▶ _Activity_
Which lines below include "Collection에"? Copy them all.

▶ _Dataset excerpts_
=== Begin Enclosure ===

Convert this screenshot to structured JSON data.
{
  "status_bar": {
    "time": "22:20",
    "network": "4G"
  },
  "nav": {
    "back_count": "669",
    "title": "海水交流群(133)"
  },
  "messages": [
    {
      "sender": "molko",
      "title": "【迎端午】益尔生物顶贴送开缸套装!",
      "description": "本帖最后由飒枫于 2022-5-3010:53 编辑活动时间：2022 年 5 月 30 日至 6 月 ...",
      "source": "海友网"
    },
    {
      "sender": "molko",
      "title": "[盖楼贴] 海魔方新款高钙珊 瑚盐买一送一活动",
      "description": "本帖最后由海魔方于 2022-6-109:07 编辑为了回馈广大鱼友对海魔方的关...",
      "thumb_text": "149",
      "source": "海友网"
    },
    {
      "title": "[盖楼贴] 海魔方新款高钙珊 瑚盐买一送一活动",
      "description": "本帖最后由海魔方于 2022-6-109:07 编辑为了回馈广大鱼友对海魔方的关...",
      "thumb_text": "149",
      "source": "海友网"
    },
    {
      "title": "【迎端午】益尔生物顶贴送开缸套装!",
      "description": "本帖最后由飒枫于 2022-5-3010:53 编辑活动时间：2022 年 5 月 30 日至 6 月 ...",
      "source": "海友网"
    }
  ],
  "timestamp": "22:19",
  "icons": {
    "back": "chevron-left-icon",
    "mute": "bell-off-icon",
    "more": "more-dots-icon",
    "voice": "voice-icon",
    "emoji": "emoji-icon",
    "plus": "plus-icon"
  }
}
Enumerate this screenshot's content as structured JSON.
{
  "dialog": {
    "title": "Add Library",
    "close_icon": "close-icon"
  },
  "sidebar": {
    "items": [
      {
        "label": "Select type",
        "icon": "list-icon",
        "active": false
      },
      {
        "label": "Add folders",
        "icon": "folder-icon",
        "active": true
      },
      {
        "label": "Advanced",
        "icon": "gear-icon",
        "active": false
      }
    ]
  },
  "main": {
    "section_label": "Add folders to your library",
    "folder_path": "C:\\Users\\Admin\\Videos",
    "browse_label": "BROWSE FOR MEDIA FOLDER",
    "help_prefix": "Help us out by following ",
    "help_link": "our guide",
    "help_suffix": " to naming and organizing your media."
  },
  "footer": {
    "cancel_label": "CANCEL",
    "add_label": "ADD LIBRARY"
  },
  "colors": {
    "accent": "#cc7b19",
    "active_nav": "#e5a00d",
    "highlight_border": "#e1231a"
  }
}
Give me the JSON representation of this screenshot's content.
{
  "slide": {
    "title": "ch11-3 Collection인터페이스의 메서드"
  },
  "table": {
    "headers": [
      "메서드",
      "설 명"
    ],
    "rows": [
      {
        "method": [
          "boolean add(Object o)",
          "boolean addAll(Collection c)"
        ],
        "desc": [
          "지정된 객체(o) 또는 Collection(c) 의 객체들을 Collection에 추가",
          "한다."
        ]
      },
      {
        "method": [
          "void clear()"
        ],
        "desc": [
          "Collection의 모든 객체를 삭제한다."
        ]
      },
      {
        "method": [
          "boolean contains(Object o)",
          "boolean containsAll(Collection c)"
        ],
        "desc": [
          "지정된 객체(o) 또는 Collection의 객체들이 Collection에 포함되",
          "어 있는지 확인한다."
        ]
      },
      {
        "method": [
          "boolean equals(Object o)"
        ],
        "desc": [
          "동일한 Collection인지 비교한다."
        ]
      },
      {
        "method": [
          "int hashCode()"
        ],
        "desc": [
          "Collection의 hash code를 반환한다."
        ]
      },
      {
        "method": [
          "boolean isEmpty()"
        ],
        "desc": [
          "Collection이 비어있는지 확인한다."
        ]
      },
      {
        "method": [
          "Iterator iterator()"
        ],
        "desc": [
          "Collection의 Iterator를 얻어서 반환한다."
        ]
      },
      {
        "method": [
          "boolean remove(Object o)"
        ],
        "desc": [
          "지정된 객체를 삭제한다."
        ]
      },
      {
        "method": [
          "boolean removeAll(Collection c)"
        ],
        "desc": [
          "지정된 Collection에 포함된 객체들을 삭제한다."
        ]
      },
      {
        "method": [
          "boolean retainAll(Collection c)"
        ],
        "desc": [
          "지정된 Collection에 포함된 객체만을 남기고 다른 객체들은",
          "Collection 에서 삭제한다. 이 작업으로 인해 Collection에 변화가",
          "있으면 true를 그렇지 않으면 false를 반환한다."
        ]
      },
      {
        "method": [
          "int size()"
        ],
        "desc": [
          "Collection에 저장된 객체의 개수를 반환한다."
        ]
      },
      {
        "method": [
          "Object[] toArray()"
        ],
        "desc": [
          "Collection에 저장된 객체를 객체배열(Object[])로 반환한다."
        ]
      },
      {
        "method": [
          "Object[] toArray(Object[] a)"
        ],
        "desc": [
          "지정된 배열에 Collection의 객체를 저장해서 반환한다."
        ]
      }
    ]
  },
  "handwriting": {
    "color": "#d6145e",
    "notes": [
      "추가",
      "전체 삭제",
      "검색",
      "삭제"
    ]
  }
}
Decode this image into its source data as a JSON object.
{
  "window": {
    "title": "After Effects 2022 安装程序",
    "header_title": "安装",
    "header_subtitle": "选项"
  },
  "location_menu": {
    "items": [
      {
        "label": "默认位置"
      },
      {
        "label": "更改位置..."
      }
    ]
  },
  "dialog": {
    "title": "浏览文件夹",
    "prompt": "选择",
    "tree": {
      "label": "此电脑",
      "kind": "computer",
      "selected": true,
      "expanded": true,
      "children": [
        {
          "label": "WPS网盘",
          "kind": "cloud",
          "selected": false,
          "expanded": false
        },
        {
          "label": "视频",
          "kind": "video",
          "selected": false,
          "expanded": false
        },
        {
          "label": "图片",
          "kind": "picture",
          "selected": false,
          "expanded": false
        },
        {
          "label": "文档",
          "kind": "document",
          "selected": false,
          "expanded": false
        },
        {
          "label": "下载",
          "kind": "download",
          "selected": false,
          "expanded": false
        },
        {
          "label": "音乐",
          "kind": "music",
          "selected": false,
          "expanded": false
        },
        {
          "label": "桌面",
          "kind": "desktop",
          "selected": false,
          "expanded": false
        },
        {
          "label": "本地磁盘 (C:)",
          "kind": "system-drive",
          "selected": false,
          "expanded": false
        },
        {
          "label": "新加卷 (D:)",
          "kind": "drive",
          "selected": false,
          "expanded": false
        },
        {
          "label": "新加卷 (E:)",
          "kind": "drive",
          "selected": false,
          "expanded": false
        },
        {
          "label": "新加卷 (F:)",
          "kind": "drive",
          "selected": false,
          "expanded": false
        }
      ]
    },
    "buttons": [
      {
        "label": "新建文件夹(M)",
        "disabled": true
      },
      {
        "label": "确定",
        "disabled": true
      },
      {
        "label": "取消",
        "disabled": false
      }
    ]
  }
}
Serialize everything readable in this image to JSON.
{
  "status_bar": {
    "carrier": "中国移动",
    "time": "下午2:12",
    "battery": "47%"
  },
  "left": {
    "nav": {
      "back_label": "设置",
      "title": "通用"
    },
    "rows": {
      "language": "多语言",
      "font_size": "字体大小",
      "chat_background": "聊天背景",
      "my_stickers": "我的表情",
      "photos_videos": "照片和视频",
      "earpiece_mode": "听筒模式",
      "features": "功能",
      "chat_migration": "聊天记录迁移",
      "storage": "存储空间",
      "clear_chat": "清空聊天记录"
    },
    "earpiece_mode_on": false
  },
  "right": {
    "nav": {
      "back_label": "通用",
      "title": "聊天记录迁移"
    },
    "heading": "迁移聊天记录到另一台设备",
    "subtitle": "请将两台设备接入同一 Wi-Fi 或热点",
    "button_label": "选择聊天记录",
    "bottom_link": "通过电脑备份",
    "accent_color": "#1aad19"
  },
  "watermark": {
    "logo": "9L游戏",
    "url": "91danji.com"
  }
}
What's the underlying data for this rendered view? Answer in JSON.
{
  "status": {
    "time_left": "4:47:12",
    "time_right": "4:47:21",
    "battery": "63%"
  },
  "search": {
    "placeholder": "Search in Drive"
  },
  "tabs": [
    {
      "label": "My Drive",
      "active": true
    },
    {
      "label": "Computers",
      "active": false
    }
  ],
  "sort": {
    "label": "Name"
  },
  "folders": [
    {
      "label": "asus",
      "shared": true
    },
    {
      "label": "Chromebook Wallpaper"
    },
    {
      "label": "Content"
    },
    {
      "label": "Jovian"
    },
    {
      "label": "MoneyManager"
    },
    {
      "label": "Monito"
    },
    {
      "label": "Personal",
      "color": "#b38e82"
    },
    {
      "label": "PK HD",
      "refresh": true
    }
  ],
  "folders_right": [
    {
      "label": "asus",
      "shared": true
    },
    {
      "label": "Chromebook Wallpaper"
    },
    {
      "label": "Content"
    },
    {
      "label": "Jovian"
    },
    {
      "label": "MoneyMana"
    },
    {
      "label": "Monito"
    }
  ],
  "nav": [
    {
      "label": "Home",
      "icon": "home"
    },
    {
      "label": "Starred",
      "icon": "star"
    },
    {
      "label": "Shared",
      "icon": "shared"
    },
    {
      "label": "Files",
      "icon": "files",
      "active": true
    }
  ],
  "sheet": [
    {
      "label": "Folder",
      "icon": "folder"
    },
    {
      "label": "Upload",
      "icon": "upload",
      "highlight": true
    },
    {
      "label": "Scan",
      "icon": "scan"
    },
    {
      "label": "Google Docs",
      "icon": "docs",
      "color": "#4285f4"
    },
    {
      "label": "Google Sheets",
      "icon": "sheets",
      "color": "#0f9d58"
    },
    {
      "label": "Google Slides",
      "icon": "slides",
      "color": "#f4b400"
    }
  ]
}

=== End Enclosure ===

▶ _Written solution_
          "지정된 객체(o) 또는 Collection(c) 의 객체들을 Collection에 추가",
          "지정된 객체(o) 또는 Collection의 객체들이 Collection에 포함되",
          "지정된 Collection에 포함된 객체들을 삭제한다."
          "지정된 Collection에 포함된 객체만을 남기고 다른 객체들은",
          "Collection 에서 삭제한다. 이 작업으로 인해 Collection에 변화가",
          "Collection에 저장된 객체의 개수를 반환한다."
          "Collection에 저장된 객체를 객체배열(Object[])로 반환한다."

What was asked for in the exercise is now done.